Update: Slides now available by clicking Mark Coker Tucson Expo Slides.  It’s a somewhat large download, so I recommend saving to your computer after opening rather than clicking the link multiple times or opening with your smartphone.

Smashwords seems to be a very easy way to self publish, but only does ebooks (no hard copies).  It’s free if you do it yourself, but it’s highly recommended to have your work edited first.  You should also hire a pro to do your cover.  Smashwords does take a 10% cut of the price of your ebook, and I recall the cut fades lower as more books are sold.

Mark warned of Amazon’s market domination (and CreateSpace is owned by Amazon).  He spoke of Amazon exploiting the glut of indie authors works.  Now readers can cheaply rent books through Kindle Unlimited.  But authors effectively give away the first twenty pages of their book, and thereafter earn half a penny per page read by a reader (rather than perhaps receiving $2.50 per ebook).

Robin Cutler

Robin Cutler of of IngramSpark gave a data rich presentation.  She promised to provide slides to the SSA, but to date I have not received a copy from the SSA despite my request.  But it’s still early.  I plan to post them (after I receive permission).

Robin also shared a code to waive the $50 fee for startup costs.  I’ll provide that if you ask me, but won’t post it here.  This fee is also refundable after 60 hardcopies are ordered even without the code.  IngramSpark distributes both ebooks and hardcopies.

They have inroads to many retailers that CreateSpace does not have (too many retailers compete directly with CreateSpace and refuse to order from them).

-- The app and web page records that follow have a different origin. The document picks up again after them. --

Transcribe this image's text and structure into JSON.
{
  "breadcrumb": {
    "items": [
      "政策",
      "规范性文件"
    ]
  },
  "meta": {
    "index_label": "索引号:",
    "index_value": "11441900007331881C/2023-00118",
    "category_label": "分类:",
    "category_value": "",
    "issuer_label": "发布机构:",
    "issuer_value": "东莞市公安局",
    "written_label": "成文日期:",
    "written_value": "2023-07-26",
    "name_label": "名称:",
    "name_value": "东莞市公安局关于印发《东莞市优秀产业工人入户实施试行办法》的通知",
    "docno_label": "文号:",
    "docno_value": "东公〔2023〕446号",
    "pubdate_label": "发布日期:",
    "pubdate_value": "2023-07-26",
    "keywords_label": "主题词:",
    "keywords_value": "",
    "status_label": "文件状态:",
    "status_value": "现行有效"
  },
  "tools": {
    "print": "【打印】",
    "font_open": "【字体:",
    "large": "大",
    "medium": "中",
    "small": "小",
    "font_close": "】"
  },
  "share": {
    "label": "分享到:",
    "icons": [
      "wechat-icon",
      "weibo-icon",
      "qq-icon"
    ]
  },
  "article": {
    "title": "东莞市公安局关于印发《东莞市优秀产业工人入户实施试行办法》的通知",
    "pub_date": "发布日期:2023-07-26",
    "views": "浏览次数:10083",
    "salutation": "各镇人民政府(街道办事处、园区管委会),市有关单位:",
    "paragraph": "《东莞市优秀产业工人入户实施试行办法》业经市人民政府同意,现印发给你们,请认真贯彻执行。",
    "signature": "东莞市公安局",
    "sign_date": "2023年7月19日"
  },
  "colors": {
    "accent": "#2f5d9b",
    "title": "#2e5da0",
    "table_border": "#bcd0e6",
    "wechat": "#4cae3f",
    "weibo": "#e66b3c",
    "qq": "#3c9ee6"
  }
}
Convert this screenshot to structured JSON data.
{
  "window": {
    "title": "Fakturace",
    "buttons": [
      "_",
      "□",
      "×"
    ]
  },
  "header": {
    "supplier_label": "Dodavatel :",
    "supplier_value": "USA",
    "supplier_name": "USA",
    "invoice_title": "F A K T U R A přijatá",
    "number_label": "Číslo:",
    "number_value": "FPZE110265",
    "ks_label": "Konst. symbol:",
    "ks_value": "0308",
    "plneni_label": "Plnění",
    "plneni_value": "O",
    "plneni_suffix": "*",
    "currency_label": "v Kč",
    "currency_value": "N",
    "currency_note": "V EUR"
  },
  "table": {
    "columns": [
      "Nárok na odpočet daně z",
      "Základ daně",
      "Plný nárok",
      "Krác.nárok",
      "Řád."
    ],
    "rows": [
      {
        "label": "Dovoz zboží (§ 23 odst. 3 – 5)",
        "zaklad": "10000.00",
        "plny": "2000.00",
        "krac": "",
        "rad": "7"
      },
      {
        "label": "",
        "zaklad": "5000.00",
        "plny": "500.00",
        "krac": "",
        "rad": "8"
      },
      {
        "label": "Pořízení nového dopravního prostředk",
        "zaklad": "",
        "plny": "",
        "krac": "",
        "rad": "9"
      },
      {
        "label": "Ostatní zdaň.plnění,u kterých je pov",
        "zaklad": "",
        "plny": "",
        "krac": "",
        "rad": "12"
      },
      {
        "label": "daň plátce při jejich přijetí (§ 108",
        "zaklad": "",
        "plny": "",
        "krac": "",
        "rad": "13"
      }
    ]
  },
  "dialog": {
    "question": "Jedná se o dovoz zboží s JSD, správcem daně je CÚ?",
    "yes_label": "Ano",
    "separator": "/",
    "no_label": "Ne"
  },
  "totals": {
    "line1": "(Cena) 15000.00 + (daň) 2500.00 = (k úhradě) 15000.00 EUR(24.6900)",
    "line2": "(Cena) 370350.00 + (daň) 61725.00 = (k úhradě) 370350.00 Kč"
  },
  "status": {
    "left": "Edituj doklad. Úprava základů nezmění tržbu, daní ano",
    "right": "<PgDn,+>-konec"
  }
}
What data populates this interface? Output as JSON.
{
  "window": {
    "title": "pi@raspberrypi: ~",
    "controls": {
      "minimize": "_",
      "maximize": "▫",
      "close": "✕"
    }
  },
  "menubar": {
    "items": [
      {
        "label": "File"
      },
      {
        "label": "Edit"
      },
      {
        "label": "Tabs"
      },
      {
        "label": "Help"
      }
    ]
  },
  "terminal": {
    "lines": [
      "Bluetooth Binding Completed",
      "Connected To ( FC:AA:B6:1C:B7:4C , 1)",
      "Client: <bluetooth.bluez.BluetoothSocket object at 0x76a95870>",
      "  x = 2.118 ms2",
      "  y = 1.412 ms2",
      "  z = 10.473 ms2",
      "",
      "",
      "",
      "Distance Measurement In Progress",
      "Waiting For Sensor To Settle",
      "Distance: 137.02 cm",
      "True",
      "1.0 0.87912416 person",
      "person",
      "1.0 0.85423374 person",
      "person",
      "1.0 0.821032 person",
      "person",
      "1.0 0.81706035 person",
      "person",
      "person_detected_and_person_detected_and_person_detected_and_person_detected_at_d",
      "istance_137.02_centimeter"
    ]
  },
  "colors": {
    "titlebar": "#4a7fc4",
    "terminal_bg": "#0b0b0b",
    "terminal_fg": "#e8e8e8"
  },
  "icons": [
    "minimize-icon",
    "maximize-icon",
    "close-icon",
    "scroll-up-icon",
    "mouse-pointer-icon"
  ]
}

One could easily self-publish with both Smashwords and IngramSpark, but if doing so it’s best to obtain your own ISBN number rather than the free one from Smashwords.  Mark did say there are inexpensive ways to do this.



David VanDyke

David shared the secrets to his success of making $200K per year by self-publishing.  He did provide me a softcopy of his slides, but understandably doesn’t want them published online.  In my next blog post I’ll share a bit of his advice at a very high level from my own notes.

It took David years to get to this level and still takes much hard work to maintain this income, which can greatly fluctuate from month to month.

Overall Impressions

The event was highly informative, and I was very glad I attended.  However, there were few breaks during the presentations and I overheard complaints (since people didn’t want to miss any part of the presentation).  But it was challenge to present all the material in the planned time frame, especially with many questions from the audience.

Water was available and coffee sometimes, but no snacks except at breakfast (another overheard complaint).  Attendees drifted out over the course of the afternoon and I was the only one from our Oro Valley group that stayed until the end of the day.

My thanks go out to the Society of Southwestern Authors for organizing this event.  It was a tremendous success and took a lot of hard work and dedication.  I very much hope they will organize another event next year.

What’s Next?

I plan to blog more about the Expo as time permits.  There was simply too much material to post all at once.  I welcome your comments here on my blog about the impressions you had of the Expo.